Down to the final line, print the records below exactly and without pictures.

Records from a collection
───

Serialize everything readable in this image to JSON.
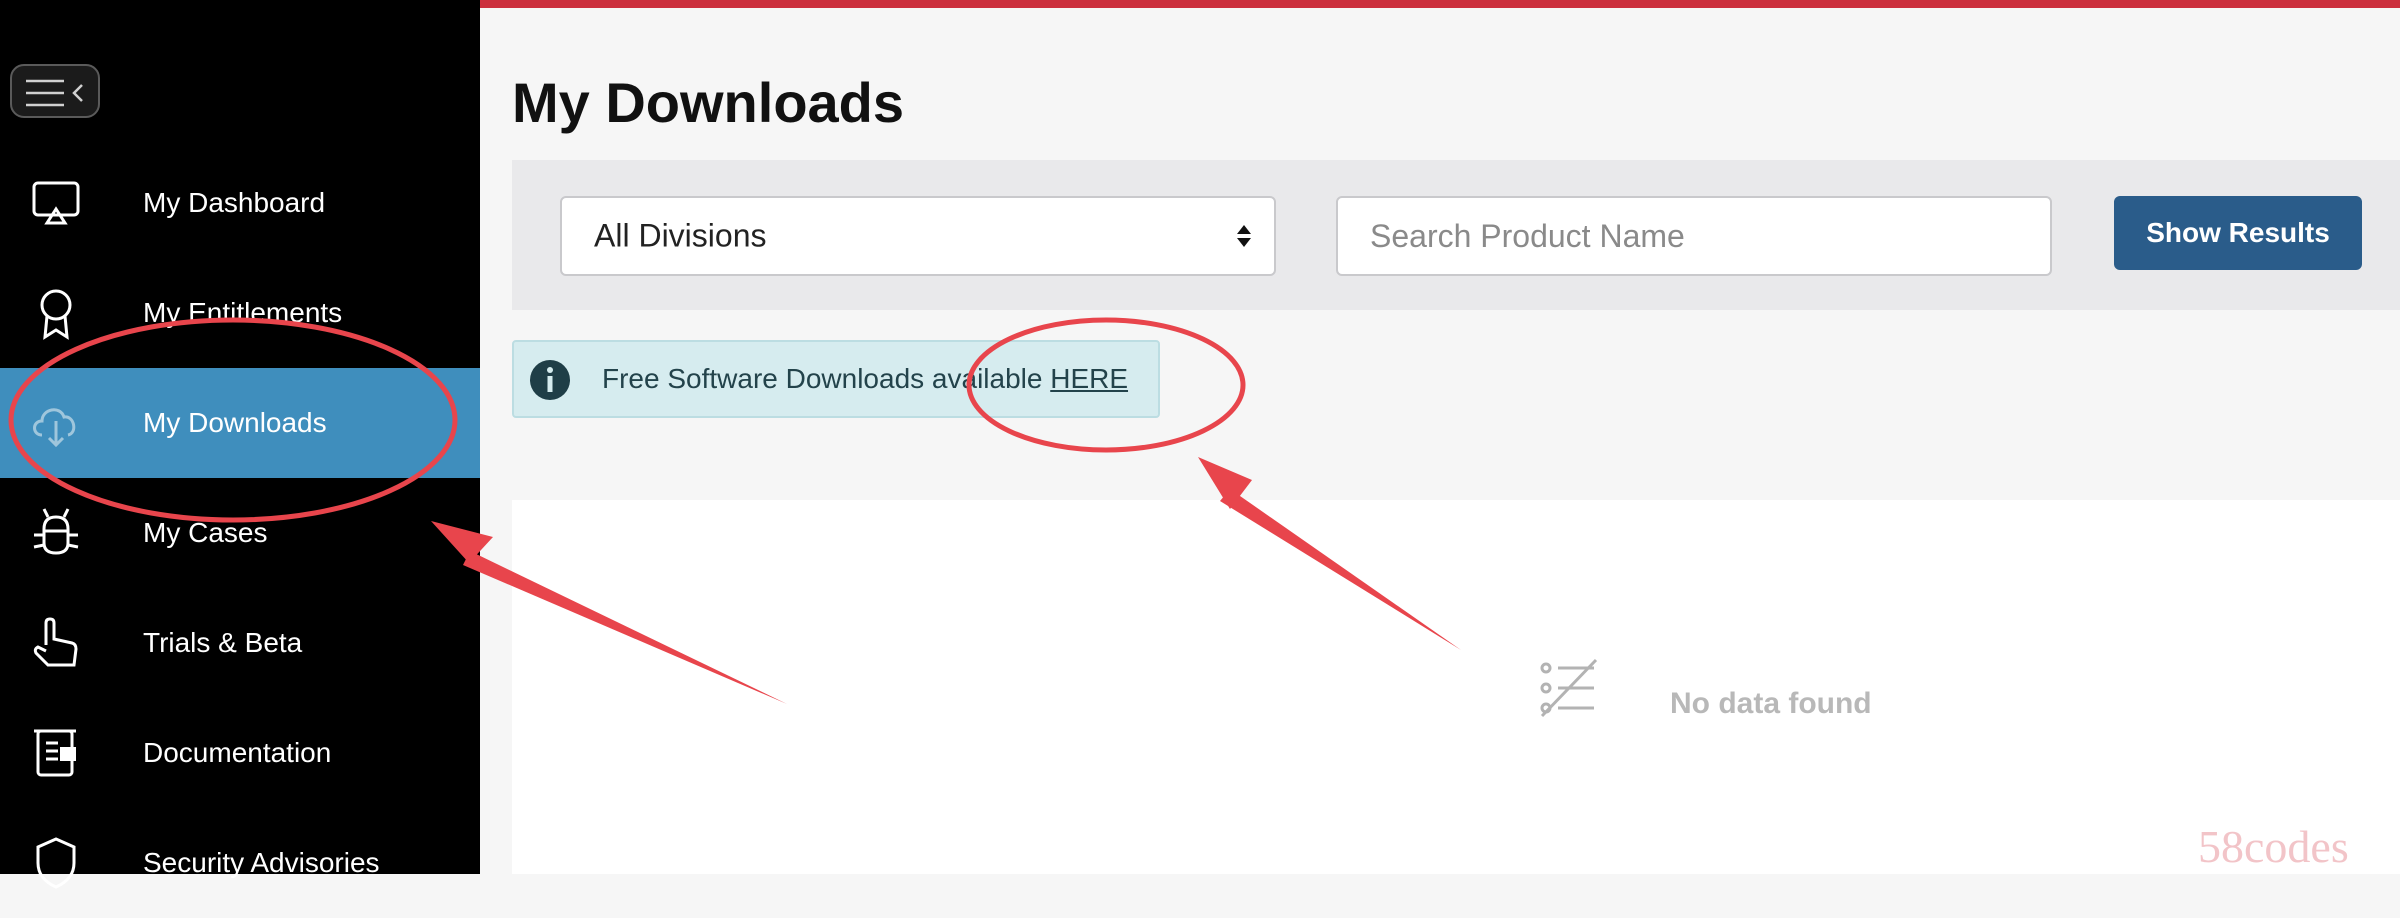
{
  "sidebar": {
    "items": [
      {
        "label": "My Dashboard",
        "icon": "dashboard-icon"
      },
      {
        "label": "My Entitlements",
        "icon": "award-icon"
      },
      {
        "label": "My Downloads",
        "icon": "cloud-download-icon",
        "active": true
      },
      {
        "label": "My Cases",
        "icon": "bug-icon"
      },
      {
        "label": "Trials & Beta",
        "icon": "pointer-hand-icon"
      },
      {
        "label": "Documentation",
        "icon": "scroll-icon"
      },
      {
        "label": "Security Advisories",
        "icon": "shield-icon"
      }
    ]
  },
  "main": {
    "title": "My Downloads",
    "filters": {
      "division_value": "All Divisions",
      "search_placeholder": "Search Product Name",
      "show_results_label": "Show Results"
    },
    "info": {
      "text": "Free Software Downloads available",
      "link": "HERE"
    },
    "results": {
      "empty_text": "No data found"
    }
  },
  "watermark": "58codes",
  "colors": {
    "brand_red": "#cc2f3d",
    "sidebar_active": "#3f8ebd",
    "button_blue": "#2a5c8a",
    "annotation_red": "#e8454c"
  }
}
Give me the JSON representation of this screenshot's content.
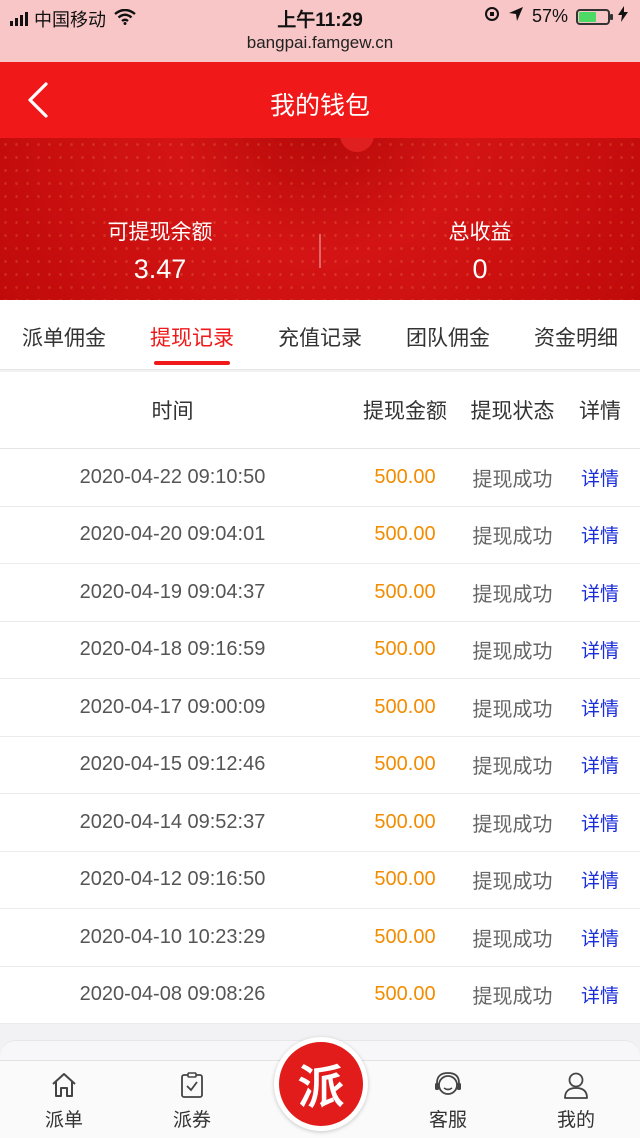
{
  "status_bar": {
    "carrier": "中国移动",
    "time": "上午11:29",
    "url": "bangpai.famgew.cn",
    "battery_percent": "57%",
    "battery_level": 0.57
  },
  "header": {
    "title": "我的钱包"
  },
  "balance": {
    "withdrawable_label": "可提现余额",
    "withdrawable_value": "3.47",
    "total_label": "总收益",
    "total_value": "0"
  },
  "tabs": [
    {
      "label": "派单佣金"
    },
    {
      "label": "提现记录"
    },
    {
      "label": "充值记录"
    },
    {
      "label": "团队佣金"
    },
    {
      "label": "资金明细"
    }
  ],
  "table": {
    "headers": {
      "time": "时间",
      "amount": "提现金额",
      "status": "提现状态",
      "detail": "详情"
    },
    "rows": [
      {
        "time": "2020-04-22 09:10:50",
        "amount": "500.00",
        "status": "提现成功",
        "detail": "详情"
      },
      {
        "time": "2020-04-20 09:04:01",
        "amount": "500.00",
        "status": "提现成功",
        "detail": "详情"
      },
      {
        "time": "2020-04-19 09:04:37",
        "amount": "500.00",
        "status": "提现成功",
        "detail": "详情"
      },
      {
        "time": "2020-04-18 09:16:59",
        "amount": "500.00",
        "status": "提现成功",
        "detail": "详情"
      },
      {
        "time": "2020-04-17 09:00:09",
        "amount": "500.00",
        "status": "提现成功",
        "detail": "详情"
      },
      {
        "time": "2020-04-15 09:12:46",
        "amount": "500.00",
        "status": "提现成功",
        "detail": "详情"
      },
      {
        "time": "2020-04-14 09:52:37",
        "amount": "500.00",
        "status": "提现成功",
        "detail": "详情"
      },
      {
        "time": "2020-04-12 09:16:50",
        "amount": "500.00",
        "status": "提现成功",
        "detail": "详情"
      },
      {
        "time": "2020-04-10 10:23:29",
        "amount": "500.00",
        "status": "提现成功",
        "detail": "详情"
      },
      {
        "time": "2020-04-08 09:08:26",
        "amount": "500.00",
        "status": "提现成功",
        "detail": "详情"
      }
    ]
  },
  "bottom_nav": {
    "items": [
      {
        "label": "派单",
        "icon": "home-icon"
      },
      {
        "label": "派券",
        "icon": "clipboard-check-icon"
      },
      {
        "label": "客服",
        "icon": "headset-icon"
      },
      {
        "label": "我的",
        "icon": "user-icon"
      }
    ],
    "center_button": "派"
  },
  "colors": {
    "primary": "#f01818",
    "amount": "#f28c00",
    "link": "#1a2ddb"
  }
}
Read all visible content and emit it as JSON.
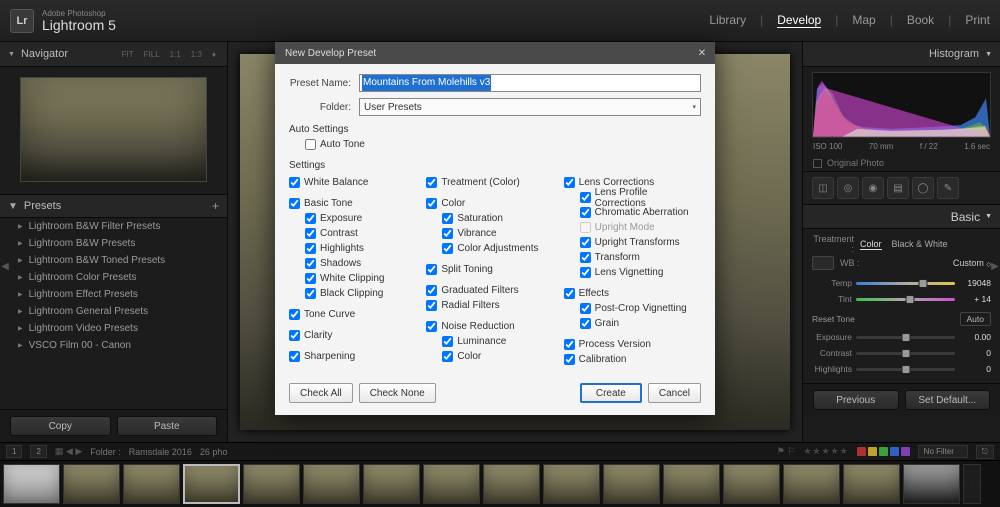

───

▶ [Task response]
Serialize everything readable in this image to JSON.
{
  "sidebar": {
    "items": [
      {
        "label": "My Dashboard",
        "icon": "dashboard-icon"
      },
      {
        "label": "My Entitlements",
        "icon": "award-icon"
      },
      {
        "label": "My Downloads",
        "icon": "cloud-download-icon",
        "active": true
      },
      {
        "label": "My Cases",
        "icon": "bug-icon"
      },
      {
        "label": "Trials & Beta",
        "icon": "pointer-hand-icon"
      },
      {
        "label": "Documentation",
        "icon": "scroll-icon"
      },
      {
        "label": "Security Advisories",
        "icon": "shield-icon"
      }
    ]
  },
  "main": {
    "title": "My Downloads",
    "filters": {
      "division_value": "All Divisions",
      "search_placeholder": "Search Product Name",
      "show_results_label": "Show Results"
    },
    "info": {
      "text": "Free Software Downloads available",
      "link": "HERE"
    },
    "results": {
      "empty_text": "No data found"
    }
  },
  "watermark": "58codes",
  "colors": {
    "brand_red": "#cc2f3d",
    "sidebar_active": "#3f8ebd",
    "button_blue": "#2a5c8a",
    "annotation_red": "#e8454c"
  }
}
Give me the JSON representation of this screenshot's content.
{
  "status_bar": {
    "carrier": "中国移动",
    "time": "上午11:29",
    "url": "bangpai.famgew.cn",
    "battery_percent": "57%",
    "battery_level": 0.57
  },
  "header": {
    "title": "我的钱包"
  },
  "balance": {
    "withdrawable_label": "可提现余额",
    "withdrawable_value": "3.47",
    "total_label": "总收益",
    "total_value": "0"
  },
  "tabs": [
    {
      "label": "派单佣金"
    },
    {
      "label": "提现记录"
    },
    {
      "label": "充值记录"
    },
    {
      "label": "团队佣金"
    },
    {
      "label": "资金明细"
    }
  ],
  "table": {
    "headers": {
      "time": "时间",
      "amount": "提现金额",
      "status": "提现状态",
      "detail": "详情"
    },
    "rows": [
      {
        "time": "2020-04-22 09:10:50",
        "amount": "500.00",
        "status": "提现成功",
        "detail": "详情"
      },
      {
        "time": "2020-04-20 09:04:01",
        "amount": "500.00",
        "status": "提现成功",
        "detail": "详情"
      },
      {
        "time": "2020-04-19 09:04:37",
        "amount": "500.00",
        "status": "提现成功",
        "detail": "详情"
      },
      {
        "time": "2020-04-18 09:16:59",
        "amount": "500.00",
        "status": "提现成功",
        "detail": "详情"
      },
      {
        "time": "2020-04-17 09:00:09",
        "amount": "500.00",
        "status": "提现成功",
        "detail": "详情"
      },
      {
        "time": "2020-04-15 09:12:46",
        "amount": "500.00",
        "status": "提现成功",
        "detail": "详情"
      },
      {
        "time": "2020-04-14 09:52:37",
        "amount": "500.00",
        "status": "提现成功",
        "detail": "详情"
      },
      {
        "time": "2020-04-12 09:16:50",
        "amount": "500.00",
        "status": "提现成功",
        "detail": "详情"
      },
      {
        "time": "2020-04-10 10:23:29",
        "amount": "500.00",
        "status": "提现成功",
        "detail": "详情"
      },
      {
        "time": "2020-04-08 09:08:26",
        "amount": "500.00",
        "status": "提现成功",
        "detail": "详情"
      }
    ]
  },
  "bottom_nav": {
    "items": [
      {
        "label": "派单",
        "icon": "home-icon"
      },
      {
        "label": "派券",
        "icon": "clipboard-check-icon"
      },
      {
        "label": "客服",
        "icon": "headset-icon"
      },
      {
        "label": "我的",
        "icon": "user-icon"
      }
    ],
    "center_button": "派"
  },
  "colors": {
    "primary": "#f01818",
    "amount": "#f28c00",
    "link": "#1a2ddb"
  }
}
Read all visible content and emit it as JSON.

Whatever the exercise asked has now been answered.